I don't recall the person who seconded Bolton, and the three grassroots members from each side who spoke provided some light entertainment, proving the chairman totally correct in his decision to ban the media and ALL filming. Yes, there were at least two 'swivel-eyed loons' on the stage.
The closing speech for the NEC was made by Paula Walters. It wasn't very impressive as her delivery was poor, leading me to worry that Bolton might just swing it with a rousing second address. However, in his closing speech Bolton came out in too uncompromising a manner and, amazingly, threatened the party with legal action again. Towards the end, the room, which had hitherto obeyed the chair's law laid down to not be disruptive under pain of ejection, got a little vociferous. As a result, Bolton was allowed to repeat his last two sentences after the chair calmed the room down. It put him on the back foot.

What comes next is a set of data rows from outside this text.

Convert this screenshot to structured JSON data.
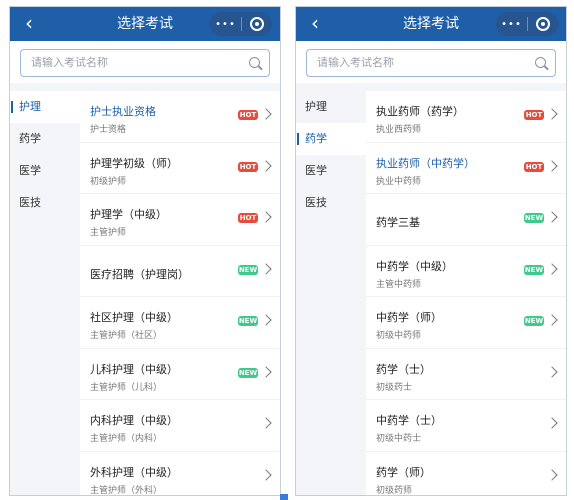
{
  "left": {
    "title": "选择考试",
    "search_placeholder": "请输入考试名称",
    "tabs": [
      "护理",
      "药学",
      "医学",
      "医技"
    ],
    "items": [
      {
        "title": "护士执业资格",
        "sub": "护士资格",
        "badge": "HOT",
        "active": true
      },
      {
        "title": "护理学初级（师）",
        "sub": "初级护师",
        "badge": "HOT"
      },
      {
        "title": "护理学（中级）",
        "sub": "主管护师",
        "badge": "HOT"
      },
      {
        "title": "医疗招聘（护理岗）",
        "sub": "",
        "badge": "NEW"
      },
      {
        "title": "社区护理（中级）",
        "sub": "主管护师（社区）",
        "badge": "NEW"
      },
      {
        "title": "儿科护理（中级）",
        "sub": "主管护师（儿科）",
        "badge": "NEW"
      },
      {
        "title": "内科护理（中级）",
        "sub": "主管护师（内科）",
        "badge": ""
      },
      {
        "title": "外科护理（中级）",
        "sub": "主管护师（外科）",
        "badge": ""
      }
    ]
  },
  "right": {
    "title": "选择考试",
    "search_placeholder": "请输入考试名称",
    "tabs": [
      "护理",
      "药学",
      "医学",
      "医技"
    ],
    "items": [
      {
        "title": "执业药师（药学）",
        "sub": "执业西药师",
        "badge": "HOT"
      },
      {
        "title": "执业药师（中药学）",
        "sub": "执业中药师",
        "badge": "HOT",
        "active": true
      },
      {
        "title": "药学三基",
        "sub": "",
        "badge": "NEW"
      },
      {
        "title": "中药学（中级）",
        "sub": "主管中药师",
        "badge": "NEW"
      },
      {
        "title": "中药学（师）",
        "sub": "初级中药师",
        "badge": "NEW"
      },
      {
        "title": "药学（士）",
        "sub": "初级药士",
        "badge": ""
      },
      {
        "title": "中药学（士）",
        "sub": "初级中药士",
        "badge": ""
      },
      {
        "title": "药学（师）",
        "sub": "初级药师",
        "badge": ""
      }
    ]
  },
  "colors": {
    "brand": "#1e5fa8",
    "hot": "#e64b3c",
    "new": "#3fc98a"
  }
}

By the end then, I thought we might just swing it. And we did by a 3:1 margin. I think those undecided before the meeting (and I was sitting next to one) were probably swung by the realisation that Bolton's leadership style is autocratic and they didn't like his arrogance and hubris. To resort to actual and threatened legal action is not the way any party leader should behave.
In another room immediately after, Batten was hastily appointed Interim Chair by the NEC and then spoke to the members in the main hall. Relief all round. I had argued for Batten to be appointed in advance of the EGM. His view on Islam matches many in the party, he's a confident and impressive media performer and has got gravitas. His 12 point Way Forward for UKIP
plan is good and shows that he knows where he wants to take the party. Perhaps as importantly, he was a founder member of UKIP. Where has he been all this time? I guess under Nigel Farage's shadow, of which there was nothing to be seen at the ICC, thankfully. Nigel has been a great leader of the party but it is time to look forwards and not back.
So that's how UKIP got its future back, folks. Of course, we do need to reform the NEC but sensibly and by consultation, not by diktat. The media coverage since has tried to focus on Batten's 'death cult' comments but he has successfully argued his case and they haven't laid a glove on him. I do hope that he stands for leader in the forthcoming leadership election which must be held within 90 days. Forwards!